Ford has competition from its own lineup, other midsize sedans, rival compact crossovers, and another segment not discussed thus far: compact cars. The current generation of small crossovers achieved refinement parity with midsize sedans years ago. Compact cars are bound to grow in size and become more refined themselves if they haven’t already. Have you seen the upcoming Forte? Intermediate cars are being squeezed from all angles.
If Ford wants to keep playing the midsize game, they’re either going to have to take the Fusion upmarket or downmarket. Or substantially cut costs. There is precedent. The second generation Focus sold only in America from 2008-2011 reflected Ford’s desire to keep costs down by using the same platform as its predecessor. If you go back and read old reviews of that particular Focus, you’ll find that critics generally disliked the styling and found the interior to be lacking quality materials, but praised its driving dynamics and tech offerings.
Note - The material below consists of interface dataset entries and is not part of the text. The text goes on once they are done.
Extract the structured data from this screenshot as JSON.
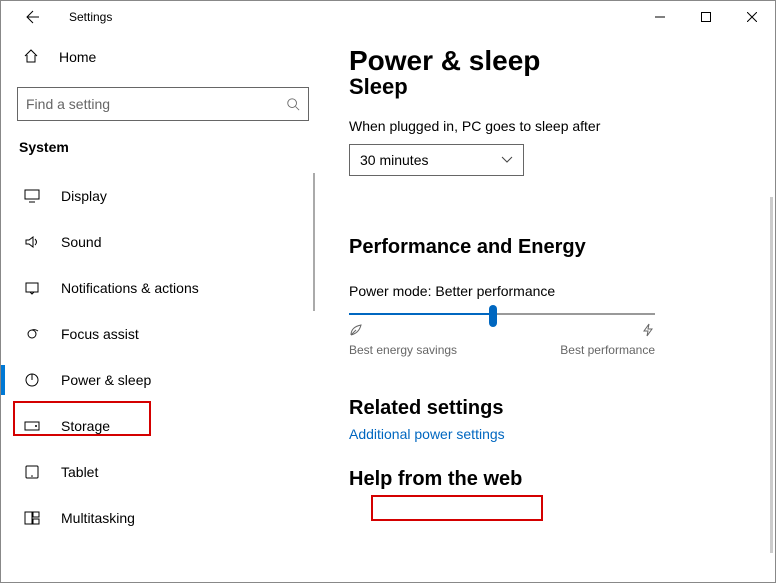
{
  "window": {
    "title": "Settings"
  },
  "sidebar": {
    "home": "Home",
    "search_placeholder": "Find a setting",
    "section": "System",
    "items": [
      {
        "label": "Display",
        "icon": "display"
      },
      {
        "label": "Sound",
        "icon": "sound"
      },
      {
        "label": "Notifications & actions",
        "icon": "notifications"
      },
      {
        "label": "Focus assist",
        "icon": "focus"
      },
      {
        "label": "Power & sleep",
        "icon": "power",
        "selected": true
      },
      {
        "label": "Storage",
        "icon": "storage"
      },
      {
        "label": "Tablet",
        "icon": "tablet"
      },
      {
        "label": "Multitasking",
        "icon": "multitasking"
      }
    ]
  },
  "main": {
    "page_title": "Power & sleep",
    "sleep_heading": "Sleep",
    "sleep_label": "When plugged in, PC goes to sleep after",
    "sleep_value": "30 minutes",
    "perf_heading": "Performance and Energy",
    "power_mode_label": "Power mode: Better performance",
    "slider_min_label": "Best energy savings",
    "slider_max_label": "Best performance",
    "related_heading": "Related settings",
    "related_link": "Additional power settings",
    "help_heading_partial": "Help from the web"
  }
}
Ford still has a competitive vehicle in the Fusion. The Accord and Camry may be newer, but all the Ford really needs is a new transmission and some interior upgrades to match them. And perhaps some more standard equipment too. As Paul has pointed out numerous times, the Camry spent fifteen years on the same platform. With the right updates, the Fusion can too.
If the Fusion does end up on the chopping block, it will at least have gone out on a high note. It entered the automotive world in similar fashion. Ford built a proper successor to the Taurus by keeping its mission of bringing European driving dynamics and styling to Americans intact. And in some ways it even aped the bull, by being equally accepted across the pond.
C: When are you going to realize you don’t matter anymore?
M: Maybe not. But something has to.
This brief exchange between smarmy tech bro C and Ralph Fiennes’ M in Spectre really highlights where the Fusion finds itself in the automotive world of 2018. Even if it doesn’t make sense to cancel the sedan, Ford will most likely carry out its mission in an upcoming vehicle. Automakers may currently be hell bent on partially burying the past and the present. And there may be justification in mourning what came before. But enthusiasts of all stripes would be wise not to fall into a complete state of despair, because the future looks mighty interesting.